Le terme Ojibwé vient de Outchibou, nom donné au XVIIe siècle à un groupe qui vivait au nord de ce qui est aujourd’hui Sault Ste. Marie, en Ontario.Voici un de leur conte : The Trillium (en anglais).

Les Ojibwés faisaient partie d’une série de groupes très proches, mais distincts, occupant un territoire situé entre le nord-est de la baie Géorgienne et l’est du lac Supérieur. Ces peuplades qui se rassemblent près de la ville actuelle de Sault Ste. Marie sont aussi appelées Saulteaux, un terme qui désigne aujourd’hui principalement les peuples ojibwés du nord-ouest de l’Ontario et du sud-est du Manitoba.

Ojibwé The Trillium

The Trillium

Some years ago, the Government of the Province of Ontario selected
for its Provincial Official Flower, a beautiful but delicate white
flower named for its lovely pink tinged, unusual three petals, the
Trillium. The white blossom, backed by three small green leaves
in the shape of a star, cannot be picked without also removing the
star-like leaves, which, if this happens, caused the death of the
entire plant.

So rare is a three-petalled flower that there must have been some
very special reason for its creation, and there was Almost 400 years
ago, one of the Jesuit Fathers sent over to Canada by the King of
France to teach Christianity to the Indians, learned from some of
his pupils that there were many more Indians to the West.

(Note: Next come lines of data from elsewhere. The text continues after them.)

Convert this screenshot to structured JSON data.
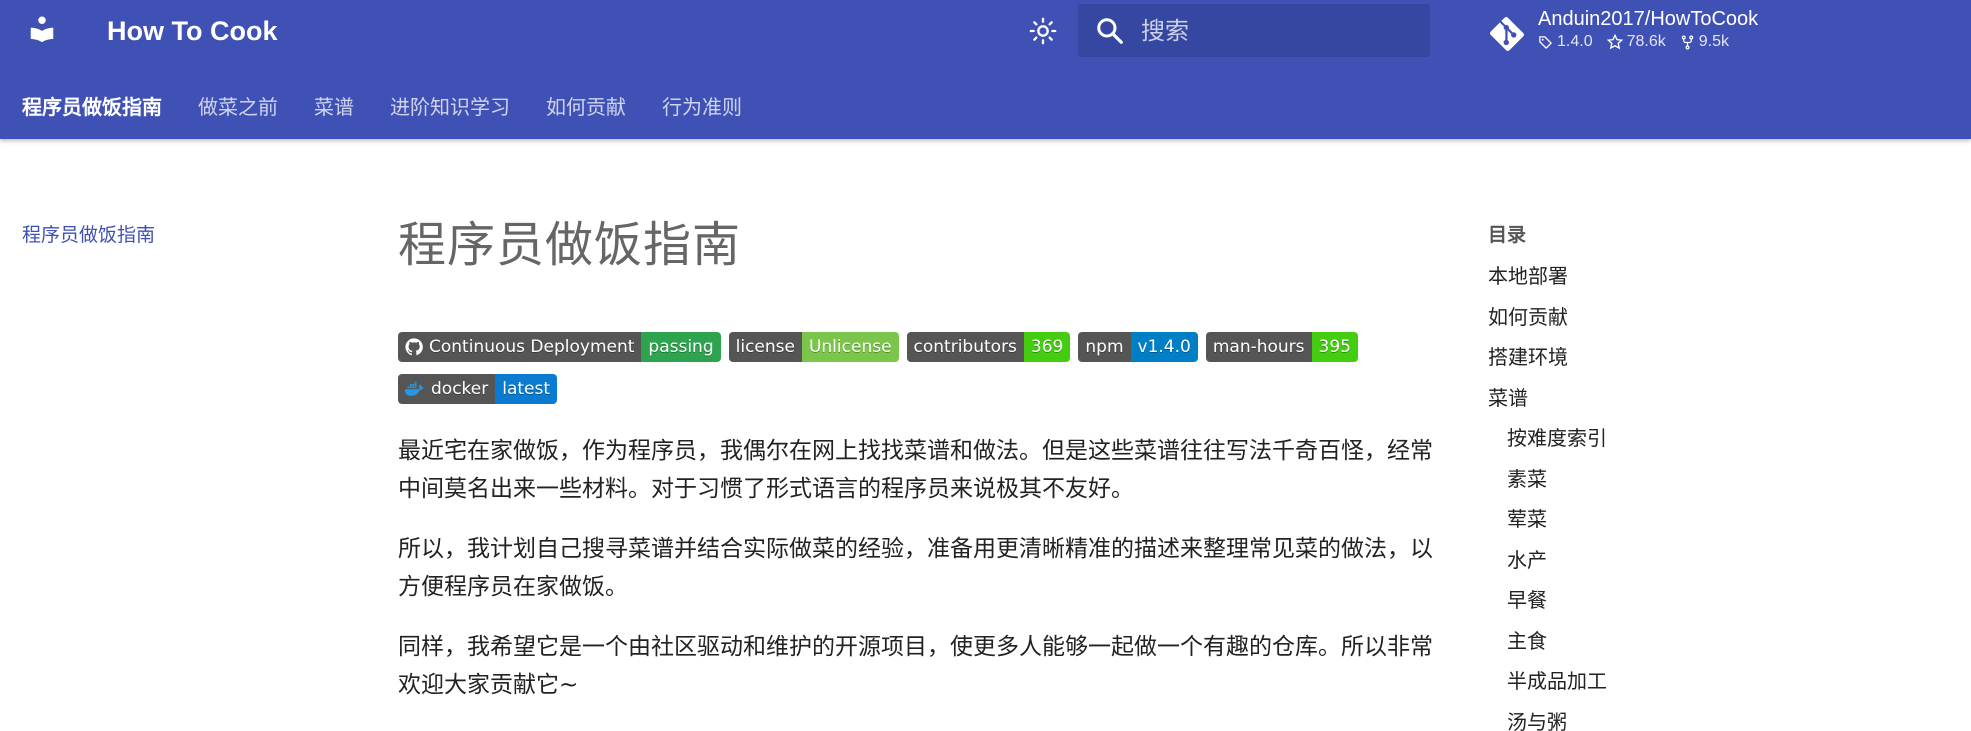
{
  "header": {
    "site_title": "How To Cook",
    "logo_icon": "book-reader-icon",
    "search_placeholder": "搜索",
    "repo": {
      "name": "Anduin2017/HowToCook",
      "version": "1.4.0",
      "stars": "78.6k",
      "forks": "9.5k"
    },
    "tabs": [
      {
        "label": "程序员做饭指南",
        "active": true
      },
      {
        "label": "做菜之前",
        "active": false
      },
      {
        "label": "菜谱",
        "active": false
      },
      {
        "label": "进阶知识学习",
        "active": false
      },
      {
        "label": "如何贡献",
        "active": false
      },
      {
        "label": "行为准则",
        "active": false
      }
    ]
  },
  "left_nav": {
    "active_link": "程序员做饭指南"
  },
  "main": {
    "title": "程序员做饭指南",
    "badges": [
      {
        "left": "Continuous Deployment",
        "right": "passing",
        "color": "#2ea44f",
        "icon": "github-icon"
      },
      {
        "left": "license",
        "right": "Unlicense",
        "color": "#7bc64a",
        "icon": ""
      },
      {
        "left": "contributors",
        "right": "369",
        "color": "#4c1",
        "icon": ""
      },
      {
        "left": "npm",
        "right": "v1.4.0",
        "color": "#007ec6",
        "icon": ""
      },
      {
        "left": "man-hours",
        "right": "395",
        "color": "#4c1",
        "icon": ""
      },
      {
        "left": "docker",
        "right": "latest",
        "color": "#0a7bd0",
        "icon": "docker-icon"
      }
    ],
    "paragraphs": [
      "最近宅在家做饭，作为程序员，我偶尔在网上找找菜谱和做法。但是这些菜谱往往写法千奇百怪，经常中间莫名出来一些材料。对于习惯了形式语言的程序员来说极其不友好。",
      "所以，我计划自己搜寻菜谱并结合实际做菜的经验，准备用更清晰精准的描述来整理常见菜的做法，以方便程序员在家做饭。",
      "同样，我希望它是一个由社区驱动和维护的开源项目，使更多人能够一起做一个有趣的仓库。所以非常欢迎大家贡献它~"
    ]
  },
  "toc": {
    "title": "目录",
    "items": [
      {
        "label": "本地部署",
        "sub": false
      },
      {
        "label": "如何贡献",
        "sub": false
      },
      {
        "label": "搭建环境",
        "sub": false
      },
      {
        "label": "菜谱",
        "sub": false
      },
      {
        "label": "按难度索引",
        "sub": true
      },
      {
        "label": "素菜",
        "sub": true
      },
      {
        "label": "荤菜",
        "sub": true
      },
      {
        "label": "水产",
        "sub": true
      },
      {
        "label": "早餐",
        "sub": true
      },
      {
        "label": "主食",
        "sub": true
      },
      {
        "label": "半成品加工",
        "sub": true
      },
      {
        "label": "汤与粥",
        "sub": true
      }
    ]
  },
  "colors": {
    "primary": "#4051b5",
    "search_bg": "#3547a1",
    "link": "#4051b5"
  }
}
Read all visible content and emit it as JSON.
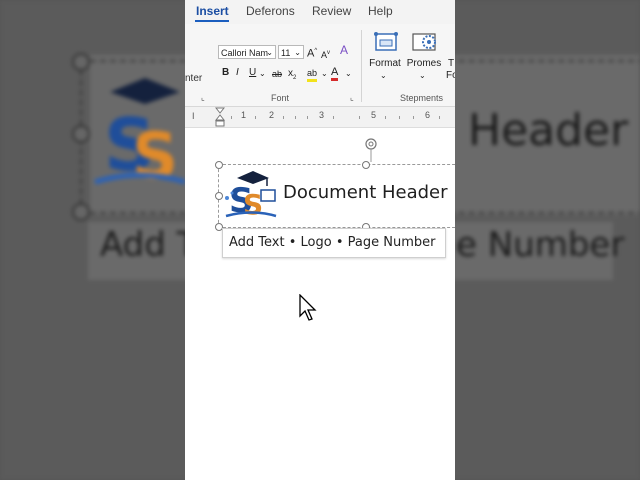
{
  "ribbon": {
    "tabs": [
      "Insert",
      "Deferons",
      "Review",
      "Help"
    ],
    "font_name": "Callori Nam",
    "font_size": "11",
    "font_group_label": "Font",
    "center_label": "nter",
    "format_label": "Format",
    "promes_label": "Promes",
    "stepments_label": "Stepments",
    "t_label": "T",
    "fo_label": "Fo",
    "grow_font": "A",
    "shrink_font": "A",
    "bold": "B",
    "italic": "I",
    "underline": "U",
    "strike": "ab",
    "subscript": "x",
    "highlight": "ab",
    "font_color": "A",
    "clear_format": "A"
  },
  "ruler": {
    "numbers": [
      "1",
      "2",
      "3",
      "5",
      "6"
    ]
  },
  "document": {
    "title": "Document Header",
    "subtitle": "Add Text • Logo • Page Number"
  },
  "background": {
    "header_text": "Header",
    "add_text": "Add T",
    "number_text": "e Number"
  },
  "colors": {
    "accent": "#1b5ebf",
    "logo_blue": "#1f4e9a",
    "logo_orange": "#e08a2a"
  }
}
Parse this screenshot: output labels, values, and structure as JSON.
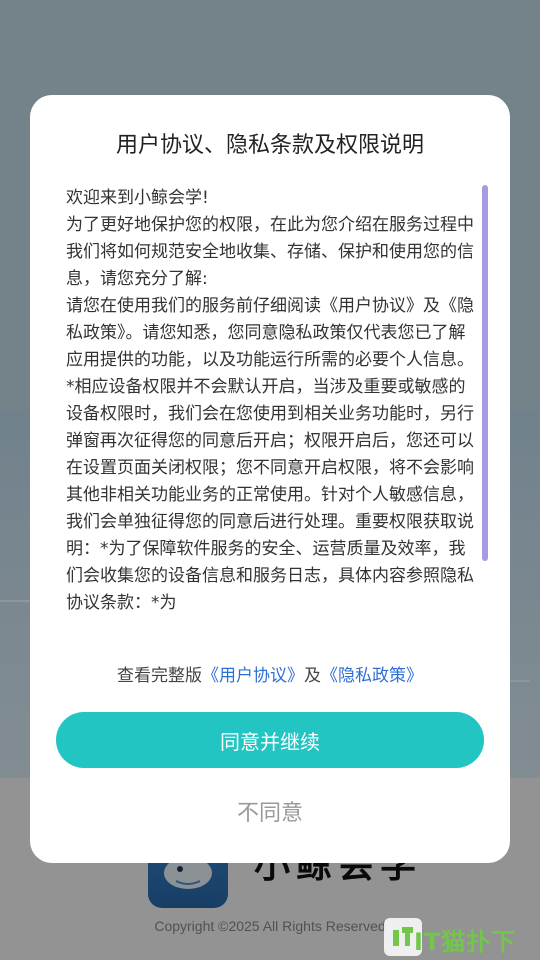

In his overwhelming desire to bring the Word of God to as many
as possible, he decided to explore this unknown land and, crossing
the Ottawa River in a small Indian canoe, entered into what we now
know as Ontario.

To his dismay, however, he found that the Indians he encountered
red here could not understand a word of the language that he had
learned from their brothers in the East.

Desperate to find a way in which to communicate with them, he searched
everywhere for a solution and then one duly he noticed that growing
all around in the forest, were many pretty white flowers, their
four petals forming the shape of a cross. These he thought, he would
use to teach the Indians how Christ was crucified. With, the help
of the little flowers he was finally able to explain to them how
Jesus had died for them but like most Indians, who would never harm
a friend, they only became very sad with the story and stayed away from him.

Realizing this, he plucked one of the petals from the flowers and
used the remaining three to teach them about The Father, The Son
and The Holy Spirit and the little star, shaped green leaves behind
the flower helped him to explain the Miracle of Christ’s birth.
When he found what a success he had achieved, he prayed that some
sign would be sent to remind the Indians of his teachings.

To his great delight and amazement, the little flowers that he
had used had only three petals when they bloomed the following year
and since that time, have never changed!